As the Justice Department launches an investigation of clergy sexual abuse of minors in Pennsylvania’s Catholic dioceses, it is worth noting that victims have called for such a probe for at least fifteen years. Leaders of SNAP, the Survivors Network of those Abused by Priests, told Attorney General John Ashcroft in a November 2003 letter that the Justice Department was in a “unique position” to plumb the secrets within the church’s organizational structure.
“We believe that senior management within the Church…have not been held institutionally accountable for these practices, and as a non-profit corporation continue to selectively circumvent our Nation’s laws,” their letter said.
SNAP and the Center for Constitutional Rights renewed the long-ignored call for a federal probe in a letter to Deputy Attorney General Rod Rosenstein dated August 15, one day after the release of the state grand-jury report alleging a long-term coverup of credible abuse allegations in Pennsylvania. The letter calls for criminal or civil charges, “where appropriate,” against the Catholic hierarchy.

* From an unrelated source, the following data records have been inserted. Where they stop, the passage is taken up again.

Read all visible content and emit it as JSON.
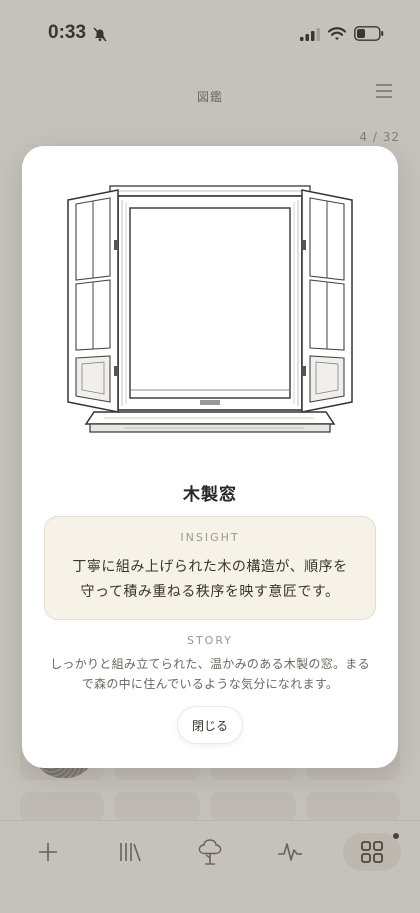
{
  "status": {
    "time": "0:33"
  },
  "header": {
    "title": "図鑑"
  },
  "counter": "4 / 32",
  "modal": {
    "title": "木製窓",
    "insight_label": "INSIGHT",
    "insight_text": "丁寧に組み上げられた木の構造が、順序を守って積み重ねる秩序を映す意匠です。",
    "story_label": "STORY",
    "story_text": "しっかりと組み立てられた、温かみのある木製の窓。まるで森の中に住んでいるような気分になれます。",
    "close_label": "閉じる"
  },
  "tabs": [
    {
      "icon": "plus-icon"
    },
    {
      "icon": "library-icon"
    },
    {
      "icon": "tree-icon"
    },
    {
      "icon": "pulse-icon"
    },
    {
      "icon": "grid-icon",
      "active": true
    }
  ]
}
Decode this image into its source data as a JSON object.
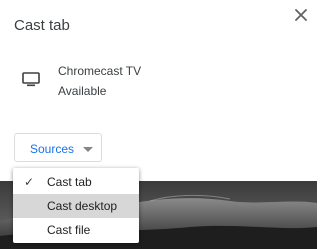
{
  "dialog": {
    "title": "Cast tab",
    "close_icon": "close-icon"
  },
  "sink": {
    "icon": "tv-icon",
    "name": "Chromecast TV",
    "status": "Available"
  },
  "sources": {
    "label": "Sources",
    "caret_icon": "caret-down-icon"
  },
  "menu": {
    "items": [
      {
        "label": "Cast tab",
        "checked": true
      },
      {
        "label": "Cast desktop",
        "checked": false
      },
      {
        "label": "Cast file",
        "checked": false
      }
    ],
    "check_glyph": "✓"
  },
  "colors": {
    "accent": "#1a73e8",
    "menu_highlight": "#d7d7d7"
  }
}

The passage of fifteen years makes such an investigation much more difficult for federal prosecutors because the statute of limitations on federal crimes is generally five years. But the letter hints at how federal authorities might overcome limitations that stymied local prosecutors in many states. It points to evidence that the coverup of abuse has continued even after the reforms the U.S. Catholic bishops put in place in 2002, including a Philadelphia grand-jury report from 2011 that asserted thirty-seven credibly accused priests remained in ministry. It charged that “procedures implemented by the Archdiocese to help victims are in fact designed to help the abusers, and the Archdiocese itself.” Still, that’s seven years ago—it would have been much easier for the U.S. attorney’s office in Philadelphia, which is leading the new probe, to investigate back then.
In their letter, lawyers from the Center for Constitutional Rights suggested investigating for violations of international human rights treaties the United States has accepted, “for which there is no statute of limitations.” Another route around statutes of limitations, politically bold but legally possible, was the letter’s suggestion to investigate for a violation of the Racketeer Influenced and Corrupt Organizations Act, or RICO. This 1970 law was created by Congress to prosecute elusive organized crime bosses who often beat cases in state courts. It has been applied in many other kinds of cases since then.
The RICO statute allows prosecutors to charge a “pattern” of criminal activity stretching back decades. Two “predicate acts”—offenses drawn from a list of thirty-five federal and state crimes—are the starting point for proving a criminal “pattern,” but just one “act” must be within the past five years. For a conviction on a charge of conspiracy to violate the RICO law, it’s not necessary to establish that even one “predicate act” occurred within the past five years. The five-year statute of limitations begins to run “only when the purposes of the conspiracy have either been accomplished or abandoned.”
That’s the language the federal-appeals court in New York used when upholding the conviction of one of the mob bosses accused in the 1986 trial of the Mafia’s ruling “commission,” a case that illustrated how powerful the RICO law can be in going after bosses whose underlings do the dirty work. The RICO law allowed prosecutors to tell the jury about a pattern of criminal activity dating back to 1931.